To ensure the future of thriving populations, it is imperative that professional biologists and managers have a sound understanding of all wildlife.
Scientific research makes that possible.
Research objectives for biologists and scientists include identifying habitat needs for individual species, evaluating the impacts of land use practices, studying the population dynamics of wildlife under varying habitat and environmental conditions, evaluating the social and economic values of wildlife, and then educating other biologists, wildlife resource agencies, legislators and the public about the results of research and the needs of the animals, habitat and the public.
Where does the majority of the funding come from to carry out this research?
It comes from hunting and fishing.
Hunters and anglers provide approximately 60 percent of funding for state fish and wildlife agencies, the organizations that manage wildlife, through the purchase of licenses and fees as well as excise taxes on their guns, ammunition, archery gear and fishing equipment.
Additionally, hunters donate to conservation organizations like the Rocky Mountain Elk Foundation, which values ongoing research as vital to its mission of ensuring the future of elk and elk country.
In 2019 alone, RMEF allocated more than $1 million to further elk-related scientific research.
Here are a few of those highlighted studies:
-Elk population and recruitment in northern California.
-The impact of increasing human recreation on declining calf recruitment in Colorado.
-Monitoring elk movement and migration in the Great Smoky Mountains, Greater Yellowstone area and southern Blue Mountains of Oregon.
-The effects of wildfire on elk forage and distribution in Montana.
-The impacts of wolves on elk population dynamics in New Mexico and Wisconsin.
-Cow elk survival in South Dakota’s Black Hills.
-Factors limiting elk population growth in the Book Cliffs of Utah.
-Assisting with construction of an elk hoof disease research facility in Washington and supporting the Chronic Wasting Disease Alliance applied research program.

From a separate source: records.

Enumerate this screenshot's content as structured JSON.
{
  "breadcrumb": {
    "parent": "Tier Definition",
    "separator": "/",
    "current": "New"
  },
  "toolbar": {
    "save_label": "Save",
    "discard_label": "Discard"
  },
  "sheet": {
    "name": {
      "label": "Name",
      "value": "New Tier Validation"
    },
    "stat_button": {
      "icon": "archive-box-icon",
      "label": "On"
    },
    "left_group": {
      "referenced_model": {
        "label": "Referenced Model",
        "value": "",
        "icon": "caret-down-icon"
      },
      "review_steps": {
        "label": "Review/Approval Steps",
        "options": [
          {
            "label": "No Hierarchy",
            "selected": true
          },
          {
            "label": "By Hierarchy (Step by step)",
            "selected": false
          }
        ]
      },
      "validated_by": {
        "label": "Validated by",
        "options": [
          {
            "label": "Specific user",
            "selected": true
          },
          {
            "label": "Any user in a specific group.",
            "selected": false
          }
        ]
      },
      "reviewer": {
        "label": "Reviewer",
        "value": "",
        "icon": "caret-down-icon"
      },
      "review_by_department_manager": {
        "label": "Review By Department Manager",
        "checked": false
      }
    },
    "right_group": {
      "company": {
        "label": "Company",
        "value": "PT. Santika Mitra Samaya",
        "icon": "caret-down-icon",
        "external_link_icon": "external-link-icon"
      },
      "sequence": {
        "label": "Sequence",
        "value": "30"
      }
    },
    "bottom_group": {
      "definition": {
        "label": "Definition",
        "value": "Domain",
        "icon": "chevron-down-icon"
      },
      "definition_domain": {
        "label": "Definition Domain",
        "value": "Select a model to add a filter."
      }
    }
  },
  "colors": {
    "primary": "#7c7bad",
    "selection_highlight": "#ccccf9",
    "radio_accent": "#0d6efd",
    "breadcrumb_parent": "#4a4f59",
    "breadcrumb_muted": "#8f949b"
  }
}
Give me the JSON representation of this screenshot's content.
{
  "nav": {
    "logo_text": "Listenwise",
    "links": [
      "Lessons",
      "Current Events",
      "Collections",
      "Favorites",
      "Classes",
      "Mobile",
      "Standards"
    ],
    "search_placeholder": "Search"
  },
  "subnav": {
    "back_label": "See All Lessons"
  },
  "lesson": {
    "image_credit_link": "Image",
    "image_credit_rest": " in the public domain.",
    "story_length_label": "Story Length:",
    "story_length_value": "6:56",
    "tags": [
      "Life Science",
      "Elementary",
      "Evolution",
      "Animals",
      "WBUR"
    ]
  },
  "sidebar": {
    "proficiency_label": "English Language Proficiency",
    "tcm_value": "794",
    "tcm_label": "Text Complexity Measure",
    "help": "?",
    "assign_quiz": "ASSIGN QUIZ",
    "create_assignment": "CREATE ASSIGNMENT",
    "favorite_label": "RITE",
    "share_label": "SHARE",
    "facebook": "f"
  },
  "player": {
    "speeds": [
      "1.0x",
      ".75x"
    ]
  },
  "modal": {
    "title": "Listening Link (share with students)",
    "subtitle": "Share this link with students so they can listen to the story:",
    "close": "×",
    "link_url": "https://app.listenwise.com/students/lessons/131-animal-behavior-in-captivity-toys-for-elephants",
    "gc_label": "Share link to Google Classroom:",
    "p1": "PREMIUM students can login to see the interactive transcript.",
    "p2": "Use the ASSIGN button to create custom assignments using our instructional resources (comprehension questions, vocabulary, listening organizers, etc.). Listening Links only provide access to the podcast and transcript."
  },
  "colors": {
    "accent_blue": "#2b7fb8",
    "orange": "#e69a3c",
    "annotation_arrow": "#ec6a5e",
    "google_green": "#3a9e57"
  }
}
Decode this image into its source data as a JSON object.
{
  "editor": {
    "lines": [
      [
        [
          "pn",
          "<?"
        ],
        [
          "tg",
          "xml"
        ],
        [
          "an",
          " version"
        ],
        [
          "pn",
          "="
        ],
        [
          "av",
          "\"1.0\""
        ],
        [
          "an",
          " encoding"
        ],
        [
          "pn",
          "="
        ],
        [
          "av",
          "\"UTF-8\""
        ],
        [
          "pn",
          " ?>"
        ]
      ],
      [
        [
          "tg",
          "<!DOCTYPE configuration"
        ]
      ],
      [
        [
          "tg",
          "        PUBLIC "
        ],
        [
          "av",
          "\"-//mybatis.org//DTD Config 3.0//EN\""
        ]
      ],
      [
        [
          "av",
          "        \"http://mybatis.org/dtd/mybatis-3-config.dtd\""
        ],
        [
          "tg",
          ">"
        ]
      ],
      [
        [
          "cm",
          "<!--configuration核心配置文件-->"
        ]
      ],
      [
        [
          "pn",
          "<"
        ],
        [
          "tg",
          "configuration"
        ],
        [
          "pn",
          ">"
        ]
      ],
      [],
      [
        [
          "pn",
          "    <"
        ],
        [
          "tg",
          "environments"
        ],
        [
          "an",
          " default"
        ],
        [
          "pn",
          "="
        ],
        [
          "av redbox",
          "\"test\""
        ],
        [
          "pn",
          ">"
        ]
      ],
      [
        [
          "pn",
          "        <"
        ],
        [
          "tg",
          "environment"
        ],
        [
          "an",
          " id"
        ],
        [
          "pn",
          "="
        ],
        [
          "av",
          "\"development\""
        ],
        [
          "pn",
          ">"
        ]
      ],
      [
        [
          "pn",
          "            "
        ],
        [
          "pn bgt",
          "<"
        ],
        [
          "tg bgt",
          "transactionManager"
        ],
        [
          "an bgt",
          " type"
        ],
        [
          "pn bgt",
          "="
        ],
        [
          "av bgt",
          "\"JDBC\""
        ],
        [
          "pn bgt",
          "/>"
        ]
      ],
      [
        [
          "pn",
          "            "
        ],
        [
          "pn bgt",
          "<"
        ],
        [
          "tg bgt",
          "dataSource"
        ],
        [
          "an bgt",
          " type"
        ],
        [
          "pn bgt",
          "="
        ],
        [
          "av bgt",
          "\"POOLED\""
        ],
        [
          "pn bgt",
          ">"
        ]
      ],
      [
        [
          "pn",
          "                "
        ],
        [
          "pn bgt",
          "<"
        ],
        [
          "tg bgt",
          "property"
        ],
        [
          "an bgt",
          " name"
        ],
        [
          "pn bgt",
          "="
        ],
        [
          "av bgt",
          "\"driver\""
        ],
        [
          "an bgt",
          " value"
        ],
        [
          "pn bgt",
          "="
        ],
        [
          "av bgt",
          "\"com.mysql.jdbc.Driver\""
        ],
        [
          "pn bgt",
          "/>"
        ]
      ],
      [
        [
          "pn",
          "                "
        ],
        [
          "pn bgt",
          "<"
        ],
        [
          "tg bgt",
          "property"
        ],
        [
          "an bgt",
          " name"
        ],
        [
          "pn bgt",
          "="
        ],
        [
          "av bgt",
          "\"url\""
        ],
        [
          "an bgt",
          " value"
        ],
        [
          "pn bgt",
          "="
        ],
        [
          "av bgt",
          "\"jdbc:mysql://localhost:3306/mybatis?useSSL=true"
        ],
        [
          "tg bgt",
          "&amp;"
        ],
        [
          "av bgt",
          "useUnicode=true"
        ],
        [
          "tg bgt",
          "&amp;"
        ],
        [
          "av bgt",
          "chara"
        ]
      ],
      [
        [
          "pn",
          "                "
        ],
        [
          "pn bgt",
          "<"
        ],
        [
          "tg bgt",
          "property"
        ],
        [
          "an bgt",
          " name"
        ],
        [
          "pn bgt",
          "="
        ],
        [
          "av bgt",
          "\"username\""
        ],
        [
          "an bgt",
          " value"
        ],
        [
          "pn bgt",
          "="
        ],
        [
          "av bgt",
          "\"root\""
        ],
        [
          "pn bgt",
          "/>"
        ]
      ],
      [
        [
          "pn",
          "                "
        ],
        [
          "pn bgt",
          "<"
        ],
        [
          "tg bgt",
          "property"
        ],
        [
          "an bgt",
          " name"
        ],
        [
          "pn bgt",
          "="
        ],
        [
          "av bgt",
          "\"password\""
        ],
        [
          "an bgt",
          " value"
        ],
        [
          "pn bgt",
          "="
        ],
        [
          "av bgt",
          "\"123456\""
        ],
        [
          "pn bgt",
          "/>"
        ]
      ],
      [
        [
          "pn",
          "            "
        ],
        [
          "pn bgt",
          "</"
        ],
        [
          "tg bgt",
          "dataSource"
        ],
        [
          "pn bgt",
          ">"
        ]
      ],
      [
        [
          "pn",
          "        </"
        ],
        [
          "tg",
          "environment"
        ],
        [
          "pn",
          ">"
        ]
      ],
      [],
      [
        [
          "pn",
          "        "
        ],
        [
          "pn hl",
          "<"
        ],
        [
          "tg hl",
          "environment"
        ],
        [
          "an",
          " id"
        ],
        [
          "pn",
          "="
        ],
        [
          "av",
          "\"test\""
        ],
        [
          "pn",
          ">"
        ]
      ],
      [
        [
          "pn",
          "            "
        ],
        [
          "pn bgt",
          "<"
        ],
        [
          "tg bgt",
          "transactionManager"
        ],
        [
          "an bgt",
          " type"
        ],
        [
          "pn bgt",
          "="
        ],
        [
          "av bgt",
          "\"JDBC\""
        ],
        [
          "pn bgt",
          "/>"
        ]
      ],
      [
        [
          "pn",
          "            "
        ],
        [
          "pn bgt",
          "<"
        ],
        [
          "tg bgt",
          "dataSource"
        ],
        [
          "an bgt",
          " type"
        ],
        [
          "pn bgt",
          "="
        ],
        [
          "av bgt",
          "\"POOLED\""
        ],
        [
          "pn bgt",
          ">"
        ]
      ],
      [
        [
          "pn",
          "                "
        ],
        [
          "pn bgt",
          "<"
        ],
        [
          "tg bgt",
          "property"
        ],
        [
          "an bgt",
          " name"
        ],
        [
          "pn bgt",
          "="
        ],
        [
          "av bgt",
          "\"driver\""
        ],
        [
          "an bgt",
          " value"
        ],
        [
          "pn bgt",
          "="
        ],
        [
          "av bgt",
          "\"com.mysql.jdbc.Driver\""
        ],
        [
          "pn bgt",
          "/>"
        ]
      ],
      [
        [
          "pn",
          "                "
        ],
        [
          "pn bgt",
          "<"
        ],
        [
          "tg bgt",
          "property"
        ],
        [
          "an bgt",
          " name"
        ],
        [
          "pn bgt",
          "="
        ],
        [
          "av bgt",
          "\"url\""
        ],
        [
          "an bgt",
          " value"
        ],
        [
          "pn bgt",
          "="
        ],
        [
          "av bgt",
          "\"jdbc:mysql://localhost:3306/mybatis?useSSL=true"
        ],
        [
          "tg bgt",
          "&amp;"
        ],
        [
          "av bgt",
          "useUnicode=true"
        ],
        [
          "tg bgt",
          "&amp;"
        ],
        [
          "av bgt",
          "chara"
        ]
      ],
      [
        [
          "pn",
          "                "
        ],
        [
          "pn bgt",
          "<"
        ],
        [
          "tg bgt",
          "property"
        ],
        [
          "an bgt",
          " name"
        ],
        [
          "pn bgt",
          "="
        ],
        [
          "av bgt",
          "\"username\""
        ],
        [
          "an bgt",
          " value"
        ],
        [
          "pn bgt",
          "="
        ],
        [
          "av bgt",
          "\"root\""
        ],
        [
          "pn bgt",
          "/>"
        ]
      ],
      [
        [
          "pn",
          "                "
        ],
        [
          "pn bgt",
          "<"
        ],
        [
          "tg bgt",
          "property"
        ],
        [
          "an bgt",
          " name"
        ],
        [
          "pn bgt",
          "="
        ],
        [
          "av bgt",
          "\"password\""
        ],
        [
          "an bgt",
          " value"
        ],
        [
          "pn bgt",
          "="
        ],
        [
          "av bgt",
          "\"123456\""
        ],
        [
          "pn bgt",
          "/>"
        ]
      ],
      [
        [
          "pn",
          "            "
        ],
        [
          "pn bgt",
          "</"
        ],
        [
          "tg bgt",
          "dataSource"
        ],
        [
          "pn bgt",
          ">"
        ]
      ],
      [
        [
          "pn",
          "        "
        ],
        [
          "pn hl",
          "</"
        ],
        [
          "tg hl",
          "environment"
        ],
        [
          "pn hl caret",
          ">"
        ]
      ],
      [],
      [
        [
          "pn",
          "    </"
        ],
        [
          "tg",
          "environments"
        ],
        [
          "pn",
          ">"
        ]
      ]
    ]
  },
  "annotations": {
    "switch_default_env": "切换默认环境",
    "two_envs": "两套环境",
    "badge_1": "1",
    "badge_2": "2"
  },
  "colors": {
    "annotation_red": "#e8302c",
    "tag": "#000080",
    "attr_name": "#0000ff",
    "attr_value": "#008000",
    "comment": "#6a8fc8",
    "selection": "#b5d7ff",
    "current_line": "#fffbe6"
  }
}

Additionally, hunters provide vital input to state agencies conducting annual surveys to evaluate the sex, age and number of animals harvested in particular areas.
They may also be asked about habitat conditions or predators they observed and other factors that impact the health of all wildlife populations.
When it comes to acquiring proven, scientific knowledge to assist biologists and managers to conserve and ensure the future of wildlife, it is more than evident that Hunting Is Conservation.